Here is the church today:


Unfortunately (but fortunately for me!), the marriage didn’t last long.  By 1922, Walter had remarried another woman: Ruth Burrows, and would go on to adopt my grandfather.  Ruth Olmstead remarried Joseph Cook in 1923 (and a Mr. Spafford sometime after that).  Locating those divorce records are on my to-do list, for sure.

I also have not found a marriage record for Walter’s marriage to Ruth Burrows, which is another mystery all its own.  This entire episode creates some questions that need answering: (1) was Walter still able to marry Ruth in the Catholic church? (2) since his first marriage (and subsequent apparent divorce) were not in the Catholic church, does that count?  I will have to consult the Catholic experts (my cousin) to see if I can get answers.

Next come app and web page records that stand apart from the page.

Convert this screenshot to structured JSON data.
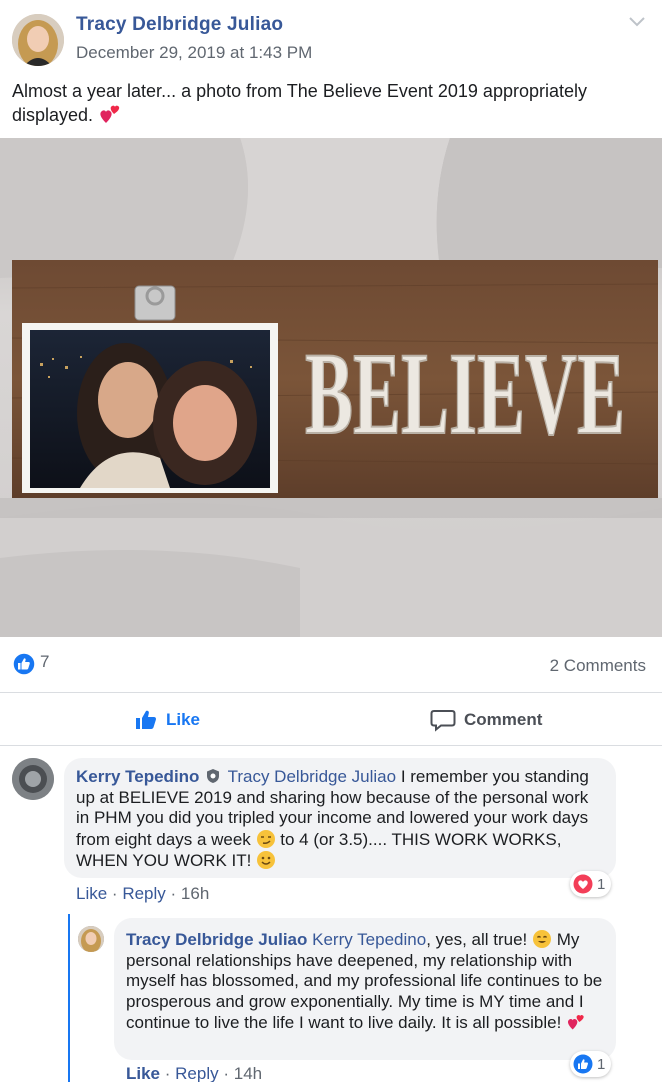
{
  "post": {
    "author": "Tracy Delbridge Juliao",
    "timestamp": "December 29, 2019 at 1:43 PM",
    "text": "Almost a year later... a photo from The Believe Event 2019 appropriately displayed.",
    "photo_sign_text": "BELIEVE",
    "like_count": "7",
    "comments_label": "2 Comments"
  },
  "actions": {
    "like_label": "Like",
    "comment_label": "Comment"
  },
  "comments": [
    {
      "author": "Kerry Tepedino",
      "mention": "Tracy Delbridge Juliao",
      "text_1": "I remember you standing up at BELIEVE 2019 and sharing how because of the personal work in PHM you did you tripled your income and lowered your work days from eight days a week",
      "text_2": "to 4 (or 3.5).... THIS WORK WORKS, WHEN YOU WORK IT!",
      "like_label": "Like",
      "reply_label": "Reply",
      "time": "16h",
      "reaction_count": "1"
    },
    {
      "author": "Tracy Delbridge Juliao",
      "mention": "Kerry Tepedino",
      "text_1": ", yes, all true!",
      "text_2": "My personal relationships have deepened, my relationship with myself has blossomed, and my professional life continues to be prosperous and grow exponentially. My time is MY time and I continue to live the life I want to live daily. It is all possible!",
      "like_label": "Like",
      "reply_label": "Reply",
      "time": "14h",
      "reaction_count": "1"
    }
  ],
  "colors": {
    "link": "#385898",
    "accent": "#1877f2",
    "muted": "#606770",
    "bubble": "#f2f3f5"
  }
}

Steamship China Sets Precedent

I think this unidentified, undated article is from around 1924.  Also, I’m pretty sure the author, David, has a last name, but it wasn’t preserved in the scrapbook.

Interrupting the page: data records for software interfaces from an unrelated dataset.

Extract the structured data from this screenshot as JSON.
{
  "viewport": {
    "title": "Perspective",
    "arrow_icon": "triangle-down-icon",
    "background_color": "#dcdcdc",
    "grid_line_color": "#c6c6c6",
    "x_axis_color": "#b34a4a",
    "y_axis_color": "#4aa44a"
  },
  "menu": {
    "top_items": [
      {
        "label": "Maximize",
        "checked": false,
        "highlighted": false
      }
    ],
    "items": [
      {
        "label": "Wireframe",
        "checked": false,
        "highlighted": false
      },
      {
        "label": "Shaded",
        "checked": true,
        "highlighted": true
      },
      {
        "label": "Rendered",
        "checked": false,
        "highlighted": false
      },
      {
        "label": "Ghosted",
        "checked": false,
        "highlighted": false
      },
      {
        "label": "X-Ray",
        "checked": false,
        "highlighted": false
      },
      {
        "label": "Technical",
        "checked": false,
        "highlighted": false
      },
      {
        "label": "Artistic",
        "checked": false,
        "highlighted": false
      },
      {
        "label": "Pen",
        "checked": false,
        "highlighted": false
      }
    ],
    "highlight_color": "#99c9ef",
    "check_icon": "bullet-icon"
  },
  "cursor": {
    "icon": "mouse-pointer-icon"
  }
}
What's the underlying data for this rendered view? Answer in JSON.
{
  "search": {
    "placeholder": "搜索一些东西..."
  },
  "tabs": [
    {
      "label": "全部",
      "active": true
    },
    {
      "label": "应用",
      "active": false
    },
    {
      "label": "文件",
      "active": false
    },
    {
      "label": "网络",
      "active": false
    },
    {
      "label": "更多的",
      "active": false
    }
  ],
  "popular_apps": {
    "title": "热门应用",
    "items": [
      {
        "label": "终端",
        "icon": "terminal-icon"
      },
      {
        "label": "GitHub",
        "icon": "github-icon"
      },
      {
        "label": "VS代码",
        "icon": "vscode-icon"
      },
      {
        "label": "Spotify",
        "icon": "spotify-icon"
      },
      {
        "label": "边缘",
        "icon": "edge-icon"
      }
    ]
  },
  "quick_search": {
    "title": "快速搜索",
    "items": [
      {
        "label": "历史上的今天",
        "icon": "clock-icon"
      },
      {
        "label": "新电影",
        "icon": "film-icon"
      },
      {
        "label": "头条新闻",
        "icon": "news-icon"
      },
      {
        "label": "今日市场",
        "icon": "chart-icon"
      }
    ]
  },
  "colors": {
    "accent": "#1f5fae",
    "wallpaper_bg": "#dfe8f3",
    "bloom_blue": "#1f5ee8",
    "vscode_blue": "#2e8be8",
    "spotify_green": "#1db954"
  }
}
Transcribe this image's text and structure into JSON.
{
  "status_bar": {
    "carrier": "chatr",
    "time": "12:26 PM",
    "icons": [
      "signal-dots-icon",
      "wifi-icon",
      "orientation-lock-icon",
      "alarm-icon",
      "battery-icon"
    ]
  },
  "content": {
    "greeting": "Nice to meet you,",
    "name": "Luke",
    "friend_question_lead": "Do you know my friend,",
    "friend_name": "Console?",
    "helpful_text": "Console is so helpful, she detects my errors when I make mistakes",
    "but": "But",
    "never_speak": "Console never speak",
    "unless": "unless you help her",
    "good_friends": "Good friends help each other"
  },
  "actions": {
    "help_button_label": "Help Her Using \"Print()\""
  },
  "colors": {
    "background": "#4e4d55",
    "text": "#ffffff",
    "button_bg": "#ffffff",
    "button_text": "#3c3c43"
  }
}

1924+ Steamship ChinaThe steamship China, which leaves this port on September 15 for the Orient, is to establish a precedent along lines of entertainment for its passengers, one which will open up another field for thespians, singers and dancers.  The ship will have its own revue aboard, a revue now in rehearsal at the Restaurant-Theatres, Inc., studios, which was recently incorporated, with W. J. Gallagher, owner of the Monte Carlo, Broadway and Fifty-first street, as president and Ted Riley as managing director, to provide a national cabaret circuit.  With the sailing of the China, however, the organization becomes international in character.  Other vessels of the line, which leave fortnightly, are to have their own performers also.  Performances are to be given every afternoon and evening, as well as in theatres at all ports of call, which include Havana, Honolulu, Yokohama, Nagasaki, Shanghai, Hongkong and Australian cities.  The revues are being written by Mr. Riley, with Frank Gillen taking care of the score.  Joe Mann will personally direct the first tour . . . The Marcellis Four, a quartet of dancers from France, have been put on at the Monte Carlo during the week, and it is doubtful if such versatility in the terpsichorean art has ever been seen in a Broadway restaurant.  They are equally at home in soft shoe, buck, waltzing, Russian, acrobatic and Apache dances.  The work of Edouard Burdy and Jenny Burdy stands out most prominent in the acrobatic whirls, while Andrew and Madeleine Bekkers excel in ballroom dances.  Mr. Gallagher and John Kennedy, his business representative, are very much pleased at the increasing amount of the Monte Carlo’s business.  Walter Gallagher, son of the former, who is following in his father’s footsteps, has been made floor manager of the restaurant.